------ INFORMATION PROVIDED
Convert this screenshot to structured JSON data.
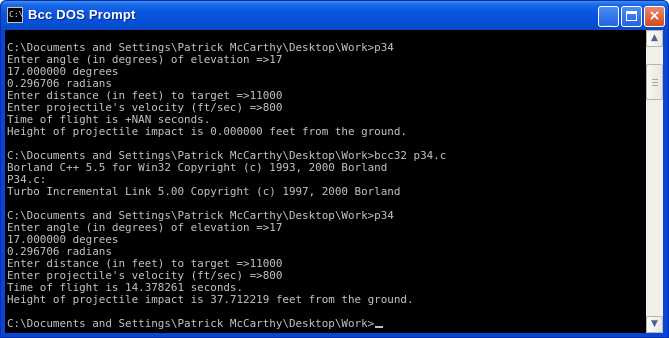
{
  "window": {
    "title": "Bcc DOS Prompt",
    "icon_text": "C:\\",
    "buttons": {
      "minimize": "_",
      "maximize": "",
      "close": "×"
    }
  },
  "console": {
    "lines": [
      "",
      "C:\\Documents and Settings\\Patrick McCarthy\\Desktop\\Work>p34",
      "Enter angle (in degrees) of elevation =>17",
      "17.000000 degrees",
      "0.296706 radians",
      "Enter distance (in feet) to target =>11000",
      "Enter projectile's velocity (ft/sec) =>800",
      "Time of flight is +NAN seconds.",
      "Height of projectile impact is 0.000000 feet from the ground.",
      "",
      "C:\\Documents and Settings\\Patrick McCarthy\\Desktop\\Work>bcc32 p34.c",
      "Borland C++ 5.5 for Win32 Copyright (c) 1993, 2000 Borland",
      "P34.c:",
      "Turbo Incremental Link 5.00 Copyright (c) 1997, 2000 Borland",
      "",
      "C:\\Documents and Settings\\Patrick McCarthy\\Desktop\\Work>p34",
      "Enter angle (in degrees) of elevation =>17",
      "17.000000 degrees",
      "0.296706 radians",
      "Enter distance (in feet) to target =>11000",
      "Enter projectile's velocity (ft/sec) =>800",
      "Time of flight is 14.378261 seconds.",
      "Height of projectile impact is 37.712219 feet from the ground.",
      "",
      "C:\\Documents and Settings\\Patrick McCarthy\\Desktop\\Work>"
    ]
  },
  "scrollbar": {
    "up_arrow": "▲",
    "down_arrow": "▼"
  },
  "colors": {
    "titlebar": "#0550d8",
    "console_bg": "#000000",
    "console_text": "#c0c0c0",
    "close_button": "#d24a20"
  }
}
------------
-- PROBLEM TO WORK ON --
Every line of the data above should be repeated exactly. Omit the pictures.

-- WORKED SOLUTION --
Convert this screenshot to structured JSON data.
{
  "window": {
    "title": "Bcc DOS Prompt",
    "icon_text": "C:\\",
    "buttons": {
      "minimize": "_",
      "maximize": "",
      "close": "×"
    }
  },
  "console": {
    "lines": [
      "",
      "C:\\Documents and Settings\\Patrick McCarthy\\Desktop\\Work>p34",
      "Enter angle (in degrees) of elevation =>17",
      "17.000000 degrees",
      "0.296706 radians",
      "Enter distance (in feet) to target =>11000",
      "Enter projectile's velocity (ft/sec) =>800",
      "Time of flight is +NAN seconds.",
      "Height of projectile impact is 0.000000 feet from the ground.",
      "",
      "C:\\Documents and Settings\\Patrick McCarthy\\Desktop\\Work>bcc32 p34.c",
      "Borland C++ 5.5 for Win32 Copyright (c) 1993, 2000 Borland",
      "P34.c:",
      "Turbo Incremental Link 5.00 Copyright (c) 1997, 2000 Borland",
      "",
      "C:\\Documents and Settings\\Patrick McCarthy\\Desktop\\Work>p34",
      "Enter angle (in degrees) of elevation =>17",
      "17.000000 degrees",
      "0.296706 radians",
      "Enter distance (in feet) to target =>11000",
      "Enter projectile's velocity (ft/sec) =>800",
      "Time of flight is 14.378261 seconds.",
      "Height of projectile impact is 37.712219 feet from the ground.",
      "",
      "C:\\Documents and Settings\\Patrick McCarthy\\Desktop\\Work>"
    ]
  },
  "scrollbar": {
    "up_arrow": "▲",
    "down_arrow": "▼"
  },
  "colors": {
    "titlebar": "#0550d8",
    "console_bg": "#000000",
    "console_text": "#c0c0c0",
    "close_button": "#d24a20"
  }
}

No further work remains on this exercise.